* Supplied material *
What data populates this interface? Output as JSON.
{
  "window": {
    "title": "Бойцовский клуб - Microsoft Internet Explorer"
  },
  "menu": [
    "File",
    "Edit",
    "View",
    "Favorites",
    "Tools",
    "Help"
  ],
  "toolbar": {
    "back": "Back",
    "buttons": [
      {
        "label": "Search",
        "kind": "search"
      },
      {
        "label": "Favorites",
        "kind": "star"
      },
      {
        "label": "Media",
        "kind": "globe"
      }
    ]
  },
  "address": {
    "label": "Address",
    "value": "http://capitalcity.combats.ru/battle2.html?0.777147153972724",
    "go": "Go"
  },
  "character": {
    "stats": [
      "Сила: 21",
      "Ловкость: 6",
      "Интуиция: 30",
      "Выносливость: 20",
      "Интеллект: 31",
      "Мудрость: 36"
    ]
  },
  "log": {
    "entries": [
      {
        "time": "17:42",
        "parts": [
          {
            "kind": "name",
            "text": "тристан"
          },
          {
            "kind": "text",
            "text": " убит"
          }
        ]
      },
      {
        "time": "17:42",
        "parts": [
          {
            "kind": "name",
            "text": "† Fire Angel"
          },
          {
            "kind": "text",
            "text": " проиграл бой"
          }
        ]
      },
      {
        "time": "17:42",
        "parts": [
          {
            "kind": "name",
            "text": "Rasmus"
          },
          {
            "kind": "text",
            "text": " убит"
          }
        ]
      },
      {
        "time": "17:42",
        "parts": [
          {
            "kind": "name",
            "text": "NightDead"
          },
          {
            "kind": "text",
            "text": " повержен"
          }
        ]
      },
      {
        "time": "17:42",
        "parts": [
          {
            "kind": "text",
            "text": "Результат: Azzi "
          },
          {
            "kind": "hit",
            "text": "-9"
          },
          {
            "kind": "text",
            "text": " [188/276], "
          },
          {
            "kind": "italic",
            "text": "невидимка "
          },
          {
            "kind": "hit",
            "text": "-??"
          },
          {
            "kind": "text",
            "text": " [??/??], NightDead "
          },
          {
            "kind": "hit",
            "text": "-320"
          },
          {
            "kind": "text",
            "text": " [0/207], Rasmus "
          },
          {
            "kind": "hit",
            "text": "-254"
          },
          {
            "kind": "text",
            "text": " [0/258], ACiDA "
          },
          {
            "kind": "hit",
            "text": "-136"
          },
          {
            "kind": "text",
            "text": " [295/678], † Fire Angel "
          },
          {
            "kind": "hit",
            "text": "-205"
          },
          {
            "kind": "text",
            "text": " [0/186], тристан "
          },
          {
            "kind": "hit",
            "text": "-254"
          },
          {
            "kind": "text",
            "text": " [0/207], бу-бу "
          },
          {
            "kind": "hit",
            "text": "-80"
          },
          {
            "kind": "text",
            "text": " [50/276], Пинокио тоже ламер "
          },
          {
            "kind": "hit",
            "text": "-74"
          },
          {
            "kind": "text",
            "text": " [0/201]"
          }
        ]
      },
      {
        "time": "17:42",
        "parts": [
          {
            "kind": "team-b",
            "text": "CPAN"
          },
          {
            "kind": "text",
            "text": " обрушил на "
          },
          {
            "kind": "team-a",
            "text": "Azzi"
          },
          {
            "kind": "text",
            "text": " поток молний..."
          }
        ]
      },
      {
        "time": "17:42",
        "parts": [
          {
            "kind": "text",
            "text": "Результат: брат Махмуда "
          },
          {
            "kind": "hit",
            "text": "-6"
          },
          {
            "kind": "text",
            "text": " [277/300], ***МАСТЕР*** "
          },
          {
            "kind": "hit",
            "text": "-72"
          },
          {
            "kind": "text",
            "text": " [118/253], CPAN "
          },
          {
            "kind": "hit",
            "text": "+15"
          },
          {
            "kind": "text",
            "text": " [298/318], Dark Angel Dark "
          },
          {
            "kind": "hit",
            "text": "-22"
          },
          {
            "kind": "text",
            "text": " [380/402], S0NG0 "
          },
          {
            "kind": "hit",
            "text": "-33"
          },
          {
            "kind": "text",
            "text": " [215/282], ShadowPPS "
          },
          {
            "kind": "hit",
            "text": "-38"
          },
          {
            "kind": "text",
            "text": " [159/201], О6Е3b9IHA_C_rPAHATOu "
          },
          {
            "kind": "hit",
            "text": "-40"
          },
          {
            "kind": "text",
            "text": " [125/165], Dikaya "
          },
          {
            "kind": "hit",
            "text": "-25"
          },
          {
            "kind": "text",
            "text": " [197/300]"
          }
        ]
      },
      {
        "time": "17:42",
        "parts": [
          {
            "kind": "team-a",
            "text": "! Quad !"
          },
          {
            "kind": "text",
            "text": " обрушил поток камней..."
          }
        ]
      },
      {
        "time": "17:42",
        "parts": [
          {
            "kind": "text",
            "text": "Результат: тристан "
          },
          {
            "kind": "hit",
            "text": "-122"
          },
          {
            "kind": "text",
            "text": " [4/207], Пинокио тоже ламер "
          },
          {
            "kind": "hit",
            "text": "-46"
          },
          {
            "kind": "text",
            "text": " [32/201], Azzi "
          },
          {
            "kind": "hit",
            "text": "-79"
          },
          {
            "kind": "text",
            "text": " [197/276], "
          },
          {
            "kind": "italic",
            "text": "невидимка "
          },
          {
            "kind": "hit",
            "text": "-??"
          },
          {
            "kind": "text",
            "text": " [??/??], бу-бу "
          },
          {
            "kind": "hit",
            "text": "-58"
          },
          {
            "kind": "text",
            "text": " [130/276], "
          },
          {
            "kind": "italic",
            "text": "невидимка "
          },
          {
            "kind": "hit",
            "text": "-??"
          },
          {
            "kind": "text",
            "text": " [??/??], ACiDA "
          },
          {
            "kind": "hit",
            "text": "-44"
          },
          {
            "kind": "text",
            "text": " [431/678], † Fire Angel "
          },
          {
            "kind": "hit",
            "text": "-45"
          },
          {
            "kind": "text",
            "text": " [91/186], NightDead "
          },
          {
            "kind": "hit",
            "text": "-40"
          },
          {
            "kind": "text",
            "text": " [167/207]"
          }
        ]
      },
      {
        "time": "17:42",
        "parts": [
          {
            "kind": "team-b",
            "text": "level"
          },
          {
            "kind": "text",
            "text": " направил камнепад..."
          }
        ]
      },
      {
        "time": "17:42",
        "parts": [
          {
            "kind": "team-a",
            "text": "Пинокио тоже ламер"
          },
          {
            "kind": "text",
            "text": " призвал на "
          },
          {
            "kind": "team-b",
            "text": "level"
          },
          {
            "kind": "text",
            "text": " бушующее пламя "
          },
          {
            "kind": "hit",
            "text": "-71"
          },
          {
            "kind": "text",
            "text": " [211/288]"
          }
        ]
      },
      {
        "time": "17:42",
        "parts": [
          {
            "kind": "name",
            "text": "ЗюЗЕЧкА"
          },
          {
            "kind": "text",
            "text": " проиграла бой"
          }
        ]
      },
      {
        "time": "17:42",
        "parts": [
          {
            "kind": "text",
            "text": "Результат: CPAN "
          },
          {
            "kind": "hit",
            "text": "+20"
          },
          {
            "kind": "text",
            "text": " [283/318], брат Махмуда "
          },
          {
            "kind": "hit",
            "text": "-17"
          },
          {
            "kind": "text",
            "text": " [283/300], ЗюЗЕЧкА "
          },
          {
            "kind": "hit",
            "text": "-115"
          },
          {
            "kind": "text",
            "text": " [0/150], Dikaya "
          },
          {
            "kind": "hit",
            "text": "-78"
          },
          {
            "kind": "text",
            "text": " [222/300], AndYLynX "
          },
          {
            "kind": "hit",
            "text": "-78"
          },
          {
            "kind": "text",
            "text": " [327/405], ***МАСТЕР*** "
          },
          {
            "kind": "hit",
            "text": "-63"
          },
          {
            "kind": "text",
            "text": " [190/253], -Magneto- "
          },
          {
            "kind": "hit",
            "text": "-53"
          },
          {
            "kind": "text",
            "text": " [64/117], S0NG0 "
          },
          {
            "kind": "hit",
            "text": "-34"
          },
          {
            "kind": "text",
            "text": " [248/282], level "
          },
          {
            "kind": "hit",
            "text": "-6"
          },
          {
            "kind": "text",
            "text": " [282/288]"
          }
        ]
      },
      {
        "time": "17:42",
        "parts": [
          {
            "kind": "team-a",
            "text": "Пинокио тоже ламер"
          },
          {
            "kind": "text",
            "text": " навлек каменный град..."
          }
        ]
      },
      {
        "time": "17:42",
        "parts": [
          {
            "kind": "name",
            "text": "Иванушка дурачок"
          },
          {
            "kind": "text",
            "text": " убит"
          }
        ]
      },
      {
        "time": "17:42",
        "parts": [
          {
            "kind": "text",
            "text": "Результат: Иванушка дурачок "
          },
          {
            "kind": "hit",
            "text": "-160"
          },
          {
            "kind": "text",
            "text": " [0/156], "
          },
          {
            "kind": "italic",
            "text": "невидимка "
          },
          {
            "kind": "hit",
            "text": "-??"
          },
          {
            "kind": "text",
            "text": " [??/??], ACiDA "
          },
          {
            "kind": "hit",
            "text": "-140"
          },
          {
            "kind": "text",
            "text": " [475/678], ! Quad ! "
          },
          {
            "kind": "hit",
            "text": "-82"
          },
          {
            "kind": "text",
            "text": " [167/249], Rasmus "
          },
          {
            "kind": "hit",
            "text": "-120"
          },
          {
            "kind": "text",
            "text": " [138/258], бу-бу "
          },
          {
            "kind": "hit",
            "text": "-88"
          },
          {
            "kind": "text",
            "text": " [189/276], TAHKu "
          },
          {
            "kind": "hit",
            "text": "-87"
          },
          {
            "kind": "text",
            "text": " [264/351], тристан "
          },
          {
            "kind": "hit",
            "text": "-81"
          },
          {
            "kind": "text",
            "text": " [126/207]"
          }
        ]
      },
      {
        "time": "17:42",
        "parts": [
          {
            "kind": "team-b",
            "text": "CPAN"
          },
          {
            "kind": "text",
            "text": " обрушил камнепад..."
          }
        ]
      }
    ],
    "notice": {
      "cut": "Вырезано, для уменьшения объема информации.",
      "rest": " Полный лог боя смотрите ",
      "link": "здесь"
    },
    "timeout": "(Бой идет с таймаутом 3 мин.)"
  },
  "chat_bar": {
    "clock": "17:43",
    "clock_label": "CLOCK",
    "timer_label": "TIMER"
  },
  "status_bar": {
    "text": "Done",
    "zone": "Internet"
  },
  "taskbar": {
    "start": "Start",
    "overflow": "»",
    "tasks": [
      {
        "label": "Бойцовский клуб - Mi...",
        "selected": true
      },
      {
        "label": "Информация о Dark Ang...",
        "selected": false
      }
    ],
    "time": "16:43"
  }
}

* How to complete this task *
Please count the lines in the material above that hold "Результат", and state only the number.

* Exercise solution *
5